OTTAWA – In the wake of findings that have stunned the psychiatric community, researchers are now reporting that over one in 20 people are sociopaths, and that every single one of them plays sound at full volume from their phone on transit, in the gym, in the elevator, or, sometimes, just waiting at a crosswalk.
“Science has long been aware that individuals with antisocial personality disorder — often referred to as ‘sociopathy’ — formed at least 1% of the population,” Dr. Burt Kenther of the Canadian College of Psychiatrists told reporters. “But the revelation that Canada has almost two million individuals with this illness is alarming. Almost as disturbing as the 100% probability that wherever you see them next, be it a bus, oncology screening waiting room, or hell, even between songs at an elementary school concert, they will be watching a TikTok about how to earn passive income with compost at full volume.”

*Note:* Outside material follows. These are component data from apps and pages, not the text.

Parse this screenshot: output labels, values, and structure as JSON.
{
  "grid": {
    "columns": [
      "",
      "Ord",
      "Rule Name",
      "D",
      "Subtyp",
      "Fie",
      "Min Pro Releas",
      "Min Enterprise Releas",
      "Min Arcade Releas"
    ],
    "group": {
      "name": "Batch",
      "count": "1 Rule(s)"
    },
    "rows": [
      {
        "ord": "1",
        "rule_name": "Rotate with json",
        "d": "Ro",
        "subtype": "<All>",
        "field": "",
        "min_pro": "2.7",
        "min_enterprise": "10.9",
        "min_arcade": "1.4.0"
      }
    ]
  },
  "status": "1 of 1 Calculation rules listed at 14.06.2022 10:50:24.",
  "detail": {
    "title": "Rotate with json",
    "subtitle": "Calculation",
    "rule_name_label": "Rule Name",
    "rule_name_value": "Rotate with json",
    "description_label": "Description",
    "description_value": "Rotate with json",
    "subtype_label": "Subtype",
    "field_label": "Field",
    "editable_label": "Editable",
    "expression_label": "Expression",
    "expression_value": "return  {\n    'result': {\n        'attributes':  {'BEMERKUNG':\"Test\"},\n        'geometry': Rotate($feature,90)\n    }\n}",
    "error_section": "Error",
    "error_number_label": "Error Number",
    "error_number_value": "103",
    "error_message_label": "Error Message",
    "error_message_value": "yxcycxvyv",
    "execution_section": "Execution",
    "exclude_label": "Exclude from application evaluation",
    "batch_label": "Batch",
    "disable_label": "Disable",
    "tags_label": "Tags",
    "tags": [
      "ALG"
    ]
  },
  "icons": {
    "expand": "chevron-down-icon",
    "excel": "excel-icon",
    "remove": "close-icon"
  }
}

“Sometimes with headphones visibly displayed around their neck,” Kenther added with a shiver. “It’s terrifying.”
Veteran police detectives have stated that while the findings are chilling, they come as no surprise to those accustomed to dealing with individuals whose psychological disorders prevent them from feeling empathy.

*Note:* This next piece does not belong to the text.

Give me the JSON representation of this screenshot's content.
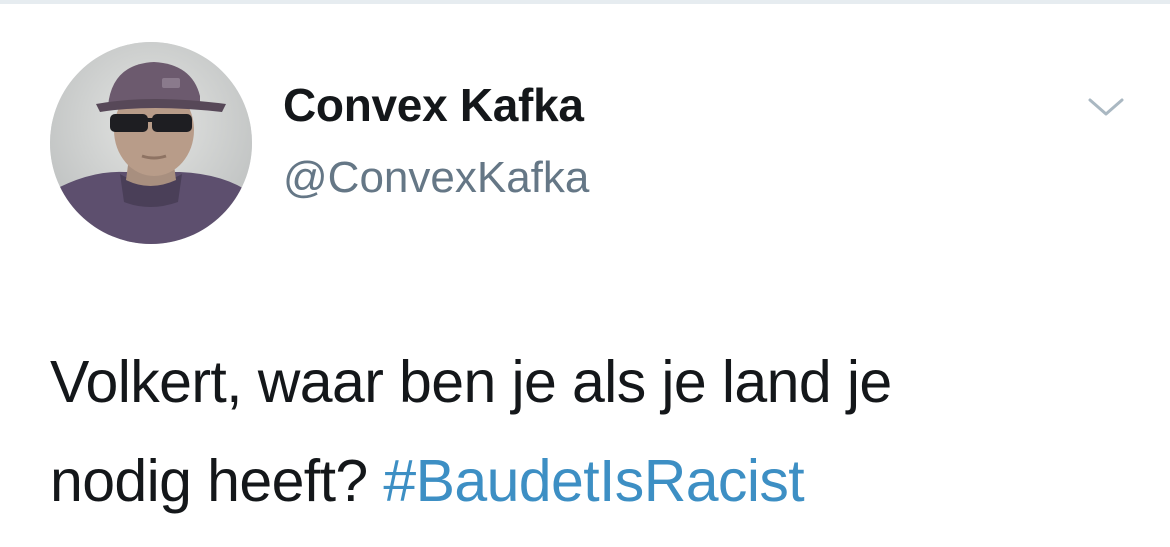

“The reality is, you can spot a serial killer using a number of traits – reclusiveness, meticulousness, violent outbursts,” detective Bob Qundy of the RCMP’s Serious Crimes Branch. “But any psychological profiler worth his salt will tell you the easiest way is to hang out at a neighbourhood restaurant at the dinner hour and listen for the guy sitting alone at the bar watching an episode of Scrubs right off YouTube. The reason the BTK killer evaded capture for so long is because he figured out how to use a Walkman.”
“Just remember,” Qundy added, “Although all sociopaths blast from their phones, not all people who blast from their phones are sociopaths. It’s important to remember that some of them are psychopaths – there’s a difference.”
For parents concerned about potentially harmful tendencies, Dr. Kenther urged taking a proactive approach to their children’s mental health. “We may see signs of unemotionalism or callousness in young children, but the clearest indicators of sociopathy usually starts to emerge in early adolescence, when the subject’s older brother’s weird friend exposes him to harmful peer messages, such as ‘the world needs to hear more Pantera.’ This can be a gateway to much, much darker exploration,” Dr. Kenther explained.
While treatments for sociopaths can be tricky, healthcare providers are optimistic about some new experimental methods, which have met with limited but promising success.
“We can look at medication and anger management techniques to treat co-occurring conditions that may be aggravating a sociopath’s behavior,” Dr. Kenther stated. “We’ve also looked at just telling them to put their phones away. Like if you see somebody on the subway and you’re at the end of your commute and they seriously just take it out and they’re blasting it, they’re blasting it so loud you wonder, are they doing this because they want to hurt me? Or are they doing it because they want everyone to understand how much they hurt inside? To feel the anger, helplessness, the cosmic indifference to their being? They want people to suffer, not because they hate people, but because they want people to know their suffering, and forcing the entire Yonge-University subway line to listen to a cover of ‘Lil’ Boo Thang’ is the only way they can?”
“Yeah, if you’re in that situation and you ask them that, they usually put them away,” he added.
At press time, a follow-up study has confirmed that 100% of individuals who text in movie theatres are keeping a hitchhiker in a cage at their home.